When I go see Good Hair this week, I'm hoping to fill in some of those gaps and hear directly from the source (Rock interviews black women throughout the film, including several Hollywood actresses) about what is surely a complex cultural issue. Though this documentary discusses the experiences of African Americans, I think it'd be beneficial for all people to be in the audience, to draw the parallels to our own experiences, to deconstruct our own ideas of beauty (learned or individually formed), to understand that cultural trends or practices are not created in a vacuum, and to possibly let go of our own prejudgments and stereotypes.

Within communities of color, there's always this question of authenticity. Sometimes people who straighten their hair or get an eyelid fold or get an implant of some kind are automatically deemed sell-outs or whitewashed or mentally colonized. While reviews of Good Hair suggest that the documentary doesn't probe deep enough, I hope it hints at a beauty decision that is far more complicated than we think.

Beauty really is a pain.

Originally posted at The Antisocial Ladder.


Sylvie Kim

contributing editor & blogger

Sylvie Kim is a contributing editor at Hyphen. She previously served as Hyphen's blog coeditor with erin Khue Ninh, film editor, and blog columnist.

She writes about gender, race, class and privilege in pop culture and media (fun fun fun!) at and at SF Weekly's The Exhibitionist blog. Her work has also appeared on Racialicious and Salon.

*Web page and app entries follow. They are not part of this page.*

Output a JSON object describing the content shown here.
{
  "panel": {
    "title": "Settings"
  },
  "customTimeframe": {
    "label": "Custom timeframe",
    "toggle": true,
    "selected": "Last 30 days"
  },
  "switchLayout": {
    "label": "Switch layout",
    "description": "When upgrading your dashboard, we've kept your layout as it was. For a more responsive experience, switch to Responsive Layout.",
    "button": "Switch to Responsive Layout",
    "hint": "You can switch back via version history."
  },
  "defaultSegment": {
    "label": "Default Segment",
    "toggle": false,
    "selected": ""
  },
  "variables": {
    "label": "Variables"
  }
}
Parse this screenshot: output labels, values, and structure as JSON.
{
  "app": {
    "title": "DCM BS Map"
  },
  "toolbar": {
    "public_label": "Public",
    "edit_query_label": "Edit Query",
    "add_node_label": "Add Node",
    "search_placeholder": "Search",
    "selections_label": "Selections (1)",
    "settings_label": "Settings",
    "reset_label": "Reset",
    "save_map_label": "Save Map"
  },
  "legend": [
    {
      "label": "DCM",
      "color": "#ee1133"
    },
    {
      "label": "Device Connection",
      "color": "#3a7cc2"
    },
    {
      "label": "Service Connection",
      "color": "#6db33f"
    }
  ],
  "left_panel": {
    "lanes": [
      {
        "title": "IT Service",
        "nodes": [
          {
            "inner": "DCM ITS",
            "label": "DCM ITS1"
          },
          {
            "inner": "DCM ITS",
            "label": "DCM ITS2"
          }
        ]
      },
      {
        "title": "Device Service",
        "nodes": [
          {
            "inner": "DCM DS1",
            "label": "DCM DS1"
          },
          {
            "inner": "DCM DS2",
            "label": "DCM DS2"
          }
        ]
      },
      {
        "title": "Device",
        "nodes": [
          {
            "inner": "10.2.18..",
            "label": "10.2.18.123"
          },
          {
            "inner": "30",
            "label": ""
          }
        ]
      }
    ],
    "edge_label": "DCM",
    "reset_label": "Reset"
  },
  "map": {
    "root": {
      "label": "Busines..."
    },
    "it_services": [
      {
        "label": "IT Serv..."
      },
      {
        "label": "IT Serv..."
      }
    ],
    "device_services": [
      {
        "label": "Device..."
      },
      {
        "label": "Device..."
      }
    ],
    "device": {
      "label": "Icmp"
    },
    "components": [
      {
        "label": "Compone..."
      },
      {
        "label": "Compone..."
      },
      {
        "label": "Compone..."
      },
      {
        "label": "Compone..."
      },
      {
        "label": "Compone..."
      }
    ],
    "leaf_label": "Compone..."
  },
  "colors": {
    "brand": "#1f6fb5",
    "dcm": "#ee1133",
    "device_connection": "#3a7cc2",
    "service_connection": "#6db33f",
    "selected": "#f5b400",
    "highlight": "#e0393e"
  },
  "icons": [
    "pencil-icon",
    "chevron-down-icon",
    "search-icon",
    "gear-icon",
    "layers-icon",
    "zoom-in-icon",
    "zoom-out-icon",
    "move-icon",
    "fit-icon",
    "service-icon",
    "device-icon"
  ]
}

Please take a moment to check out my documentary film BLACK HAIR, which is mentioned briefly above,,,,It is free at youtube. 6 parts including an update from London, England.It explores the Korean Take-over of the Black Beauty Supply and Hair biz..The current situation makes it hard to believe that Madame C.J. Walker once ran the whole thing.I am not a hater, I am a motivator.Plus I am a White guy who stumbled upon this, and felt it was so wrong I had to make a film about it.self-funded film, made from the heart.Can it be taken back?Link
This is an extremely interesting article and a great insight that confirms my hypothesis and the thoughts of many I have spoke to that shop at Korean ran Black hair supply shops. In my 23 years of being on this earth, I have only been to one Black hair supply store, but I have been to plenty of these types of shops ran by "others". I always compared it to going to a Safeway or going to the Natural Food Co-op. At a Safeway, the employees just sale the products, all types of products, they don't know too much about what they are selling and they don't put too much back into the communities that they are in or if all. Now the Natural Food Co-op has employees that know the products, most of the time, and benefit their communities. These beauty supply stores are not concerened about what they are selling and what they do to the consumer, but just about making the money.